▶ _Data supplied_:

-*-*-

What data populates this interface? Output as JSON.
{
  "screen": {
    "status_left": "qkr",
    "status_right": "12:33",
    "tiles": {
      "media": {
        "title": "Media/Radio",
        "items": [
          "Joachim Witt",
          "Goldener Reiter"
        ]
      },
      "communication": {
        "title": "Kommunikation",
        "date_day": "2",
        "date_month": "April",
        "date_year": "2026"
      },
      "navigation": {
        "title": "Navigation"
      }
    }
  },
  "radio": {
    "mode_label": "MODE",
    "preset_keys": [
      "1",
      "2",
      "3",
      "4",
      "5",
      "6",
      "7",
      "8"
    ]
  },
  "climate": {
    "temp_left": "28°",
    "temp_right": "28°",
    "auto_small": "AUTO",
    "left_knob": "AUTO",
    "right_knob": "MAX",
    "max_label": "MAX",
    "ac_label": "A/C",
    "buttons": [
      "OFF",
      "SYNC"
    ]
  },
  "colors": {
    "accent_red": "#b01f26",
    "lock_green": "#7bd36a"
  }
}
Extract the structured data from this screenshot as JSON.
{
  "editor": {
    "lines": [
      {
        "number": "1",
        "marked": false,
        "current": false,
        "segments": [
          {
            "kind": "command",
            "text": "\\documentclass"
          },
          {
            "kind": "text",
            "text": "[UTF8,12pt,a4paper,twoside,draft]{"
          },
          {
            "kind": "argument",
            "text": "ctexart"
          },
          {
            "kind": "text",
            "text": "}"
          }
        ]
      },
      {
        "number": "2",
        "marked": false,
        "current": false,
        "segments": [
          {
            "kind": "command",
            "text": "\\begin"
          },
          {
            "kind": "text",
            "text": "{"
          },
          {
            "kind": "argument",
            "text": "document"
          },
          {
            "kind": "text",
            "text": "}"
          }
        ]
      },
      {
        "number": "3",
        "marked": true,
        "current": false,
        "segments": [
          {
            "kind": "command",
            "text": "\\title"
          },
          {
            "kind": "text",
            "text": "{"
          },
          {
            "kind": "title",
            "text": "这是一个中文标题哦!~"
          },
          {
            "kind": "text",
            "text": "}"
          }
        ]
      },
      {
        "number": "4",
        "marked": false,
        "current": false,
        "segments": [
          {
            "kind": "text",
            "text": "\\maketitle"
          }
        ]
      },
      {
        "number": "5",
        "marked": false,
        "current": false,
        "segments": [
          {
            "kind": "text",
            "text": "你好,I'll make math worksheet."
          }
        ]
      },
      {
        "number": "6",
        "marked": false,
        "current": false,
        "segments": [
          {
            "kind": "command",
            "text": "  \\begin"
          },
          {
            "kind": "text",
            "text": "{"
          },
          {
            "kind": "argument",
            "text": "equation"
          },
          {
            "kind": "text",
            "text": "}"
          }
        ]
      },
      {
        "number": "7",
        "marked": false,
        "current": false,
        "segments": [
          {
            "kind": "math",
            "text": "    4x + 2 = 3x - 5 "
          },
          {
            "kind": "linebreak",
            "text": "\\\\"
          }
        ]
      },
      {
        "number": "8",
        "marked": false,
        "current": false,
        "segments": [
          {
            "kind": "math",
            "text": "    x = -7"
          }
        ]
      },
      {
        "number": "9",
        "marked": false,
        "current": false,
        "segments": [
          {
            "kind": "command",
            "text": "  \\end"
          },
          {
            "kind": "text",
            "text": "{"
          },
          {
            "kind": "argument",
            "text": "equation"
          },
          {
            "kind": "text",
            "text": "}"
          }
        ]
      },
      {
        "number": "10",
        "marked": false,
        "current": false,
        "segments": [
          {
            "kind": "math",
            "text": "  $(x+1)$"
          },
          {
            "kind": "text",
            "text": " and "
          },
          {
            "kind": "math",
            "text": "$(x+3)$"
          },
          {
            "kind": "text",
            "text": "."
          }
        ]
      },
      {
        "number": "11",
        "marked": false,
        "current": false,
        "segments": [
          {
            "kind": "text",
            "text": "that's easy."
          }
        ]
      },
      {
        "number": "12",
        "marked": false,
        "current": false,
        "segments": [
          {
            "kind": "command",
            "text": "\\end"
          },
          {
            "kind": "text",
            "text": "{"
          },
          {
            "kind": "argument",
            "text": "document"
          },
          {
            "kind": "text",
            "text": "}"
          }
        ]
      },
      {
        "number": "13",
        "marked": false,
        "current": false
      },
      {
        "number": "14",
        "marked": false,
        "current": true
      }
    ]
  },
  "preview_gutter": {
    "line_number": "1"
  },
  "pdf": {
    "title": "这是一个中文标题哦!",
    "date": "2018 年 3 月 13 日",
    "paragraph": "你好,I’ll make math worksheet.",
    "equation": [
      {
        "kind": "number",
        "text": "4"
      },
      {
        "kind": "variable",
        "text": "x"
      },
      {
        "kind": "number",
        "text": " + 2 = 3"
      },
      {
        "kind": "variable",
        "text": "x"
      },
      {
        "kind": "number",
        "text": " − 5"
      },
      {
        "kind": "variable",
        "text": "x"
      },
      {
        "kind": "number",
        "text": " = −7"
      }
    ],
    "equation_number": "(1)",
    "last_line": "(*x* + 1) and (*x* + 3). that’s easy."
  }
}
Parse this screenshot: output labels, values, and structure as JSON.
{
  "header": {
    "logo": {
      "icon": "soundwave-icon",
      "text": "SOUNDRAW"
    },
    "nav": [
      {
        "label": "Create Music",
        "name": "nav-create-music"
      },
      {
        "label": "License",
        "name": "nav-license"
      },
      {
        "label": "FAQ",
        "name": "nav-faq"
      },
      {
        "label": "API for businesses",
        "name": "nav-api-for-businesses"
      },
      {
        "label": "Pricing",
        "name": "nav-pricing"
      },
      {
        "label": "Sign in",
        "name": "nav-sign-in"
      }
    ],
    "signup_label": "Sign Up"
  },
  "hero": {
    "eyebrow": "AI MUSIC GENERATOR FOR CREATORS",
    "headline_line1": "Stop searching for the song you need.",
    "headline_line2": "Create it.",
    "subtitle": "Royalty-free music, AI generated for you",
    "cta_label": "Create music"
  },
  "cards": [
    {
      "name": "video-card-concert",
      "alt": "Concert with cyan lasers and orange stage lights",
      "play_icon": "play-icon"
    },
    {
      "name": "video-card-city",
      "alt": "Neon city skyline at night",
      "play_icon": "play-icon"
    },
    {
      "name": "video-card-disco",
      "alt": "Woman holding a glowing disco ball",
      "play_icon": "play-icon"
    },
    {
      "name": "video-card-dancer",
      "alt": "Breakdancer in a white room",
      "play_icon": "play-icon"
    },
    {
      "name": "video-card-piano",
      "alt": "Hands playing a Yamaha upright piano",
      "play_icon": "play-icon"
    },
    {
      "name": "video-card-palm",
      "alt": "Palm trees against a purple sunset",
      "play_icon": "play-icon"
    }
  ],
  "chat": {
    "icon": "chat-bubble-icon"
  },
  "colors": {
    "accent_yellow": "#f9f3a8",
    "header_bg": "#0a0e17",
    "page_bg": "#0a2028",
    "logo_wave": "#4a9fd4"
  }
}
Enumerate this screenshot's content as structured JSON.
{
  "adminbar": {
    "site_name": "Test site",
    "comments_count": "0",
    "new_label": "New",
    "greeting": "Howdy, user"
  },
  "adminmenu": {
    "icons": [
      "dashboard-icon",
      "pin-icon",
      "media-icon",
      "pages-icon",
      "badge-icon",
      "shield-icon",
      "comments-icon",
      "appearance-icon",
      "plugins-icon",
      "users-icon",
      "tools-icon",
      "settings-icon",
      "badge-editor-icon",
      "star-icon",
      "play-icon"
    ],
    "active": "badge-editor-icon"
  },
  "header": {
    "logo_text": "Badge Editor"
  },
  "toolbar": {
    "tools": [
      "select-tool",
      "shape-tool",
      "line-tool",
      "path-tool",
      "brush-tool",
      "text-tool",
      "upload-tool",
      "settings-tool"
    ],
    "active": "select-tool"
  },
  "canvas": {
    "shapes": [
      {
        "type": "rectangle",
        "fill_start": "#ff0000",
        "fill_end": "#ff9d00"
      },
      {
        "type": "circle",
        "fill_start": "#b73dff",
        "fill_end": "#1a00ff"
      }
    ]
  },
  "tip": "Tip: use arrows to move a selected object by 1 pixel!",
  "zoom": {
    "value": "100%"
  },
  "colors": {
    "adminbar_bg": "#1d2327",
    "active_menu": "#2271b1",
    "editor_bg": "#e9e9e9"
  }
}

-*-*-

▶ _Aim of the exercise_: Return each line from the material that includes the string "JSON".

▶ _Problem solution_:
What data populates this interface? Output as JSON.
Extract the structured data from this screenshot as JSON.
Parse this screenshot: output labels, values, and structure as JSON.
Enumerate this screenshot's content as structured JSON.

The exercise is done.